App and web page records

·····

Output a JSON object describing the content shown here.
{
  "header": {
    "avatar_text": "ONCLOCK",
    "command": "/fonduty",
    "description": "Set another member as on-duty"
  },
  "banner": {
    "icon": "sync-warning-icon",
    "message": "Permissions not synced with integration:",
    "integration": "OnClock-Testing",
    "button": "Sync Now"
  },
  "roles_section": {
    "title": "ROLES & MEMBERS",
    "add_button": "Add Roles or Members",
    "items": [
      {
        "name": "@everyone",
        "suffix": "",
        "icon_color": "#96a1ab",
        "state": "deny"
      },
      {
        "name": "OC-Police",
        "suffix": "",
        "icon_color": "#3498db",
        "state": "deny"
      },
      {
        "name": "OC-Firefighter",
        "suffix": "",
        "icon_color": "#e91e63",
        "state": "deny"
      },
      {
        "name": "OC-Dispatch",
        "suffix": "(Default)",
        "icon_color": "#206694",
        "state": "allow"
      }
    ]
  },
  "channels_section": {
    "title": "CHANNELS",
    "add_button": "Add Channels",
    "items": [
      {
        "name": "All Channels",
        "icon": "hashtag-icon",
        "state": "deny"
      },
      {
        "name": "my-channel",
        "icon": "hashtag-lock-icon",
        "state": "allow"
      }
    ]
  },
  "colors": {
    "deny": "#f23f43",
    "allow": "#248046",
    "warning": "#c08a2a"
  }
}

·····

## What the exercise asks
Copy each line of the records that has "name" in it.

## Answer
        "name": "@everyone",
        "name": "OC-Police",
        "name": "OC-Firefighter",
        "name": "OC-Dispatch",
        "name": "All Channels",
        "name": "my-channel",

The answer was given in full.